The preferred insoluble anode is stainless steel and relatively little difficulty arises.
The archetype anode is graphite which is essentially cheap and which by reacting as an otherwise insoluble anode with the anode product oxygen can reduce the thermodynamic anode potential.
Insoluble anodes usually generate oxygen (chlorine is possible in chloride solutions) in completing the circuit but may also oxidise metal ions to a higher valency state, raise dissolved oxygen levels, oxidise additives and complexants (eg.
It is clearly necessary that insoluble anodes are not attacked, either physically by spalling or chemically by solution constituents, because this leads to solution contamination, and that they allow high conductivity passage of current.
An insoluble anode
enables repeatable process performance and low CoO while eliminating particles.
Watch for new developments regarding a system that will fill the via and simultaneously plate the through-hole, using insoluble anodes
Some processes work best with insoluble anodes
because they are cleaner, create less nodules and reduce the required maintenance that would be needed if soluble anodes were used.
The electrolytic cells use the conventional, insoluble anodes
, but rather than use starting sheets to receive the cathode deposit, the Isa process uses 316L stainless steel blanks.
PCBs (size: 500 mm x 400 mm) with blind microvias ([empty set]: 100 [micro]m, depth: 80 [micro]m) were copper-plated in a 1400-litre test module equipped with insoluble anodes.
The electrolyte is used under direct current conditions and with insoluble anodes at a maximum temperature of 22[degrees]C.
Here the requirements are very high current densities on insoluble anodes
, which must have long life and high physical strength.

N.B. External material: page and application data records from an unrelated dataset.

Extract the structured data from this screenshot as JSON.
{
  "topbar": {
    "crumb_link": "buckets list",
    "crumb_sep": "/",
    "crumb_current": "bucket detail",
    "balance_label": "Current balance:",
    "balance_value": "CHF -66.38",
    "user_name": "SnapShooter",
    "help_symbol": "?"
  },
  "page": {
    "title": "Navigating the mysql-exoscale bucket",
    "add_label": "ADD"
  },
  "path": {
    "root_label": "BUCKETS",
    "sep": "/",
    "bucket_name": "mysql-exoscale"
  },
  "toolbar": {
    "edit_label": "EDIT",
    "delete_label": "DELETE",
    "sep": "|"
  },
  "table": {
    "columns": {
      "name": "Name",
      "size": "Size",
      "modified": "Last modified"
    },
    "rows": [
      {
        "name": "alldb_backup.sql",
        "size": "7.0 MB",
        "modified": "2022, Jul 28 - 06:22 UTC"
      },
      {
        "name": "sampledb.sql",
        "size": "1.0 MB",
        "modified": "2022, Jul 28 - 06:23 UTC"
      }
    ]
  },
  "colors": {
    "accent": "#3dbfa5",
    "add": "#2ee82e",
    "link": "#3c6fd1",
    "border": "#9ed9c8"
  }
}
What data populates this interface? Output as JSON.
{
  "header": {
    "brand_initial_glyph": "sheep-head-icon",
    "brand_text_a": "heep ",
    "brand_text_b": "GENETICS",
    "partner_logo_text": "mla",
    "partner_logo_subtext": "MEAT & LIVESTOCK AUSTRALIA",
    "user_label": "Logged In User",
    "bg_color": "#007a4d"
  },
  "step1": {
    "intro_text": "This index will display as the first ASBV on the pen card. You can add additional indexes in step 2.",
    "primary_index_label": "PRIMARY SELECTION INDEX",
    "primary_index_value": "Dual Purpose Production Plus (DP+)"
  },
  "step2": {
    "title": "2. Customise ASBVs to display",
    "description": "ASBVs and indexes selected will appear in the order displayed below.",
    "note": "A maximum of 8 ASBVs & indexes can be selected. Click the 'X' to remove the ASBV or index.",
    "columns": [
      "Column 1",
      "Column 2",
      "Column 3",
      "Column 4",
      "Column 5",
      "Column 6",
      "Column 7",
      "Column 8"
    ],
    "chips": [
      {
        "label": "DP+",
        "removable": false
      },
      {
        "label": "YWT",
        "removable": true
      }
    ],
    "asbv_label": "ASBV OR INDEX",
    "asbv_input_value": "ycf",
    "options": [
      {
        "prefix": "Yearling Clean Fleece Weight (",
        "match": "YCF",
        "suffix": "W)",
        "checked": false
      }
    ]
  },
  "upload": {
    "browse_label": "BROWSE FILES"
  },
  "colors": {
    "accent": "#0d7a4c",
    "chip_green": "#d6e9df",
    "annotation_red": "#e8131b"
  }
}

These include the use of insoluble anodes
and engineered fluid delivery devices such as educators or nozzles designed to create impinging flow on panel surfaces.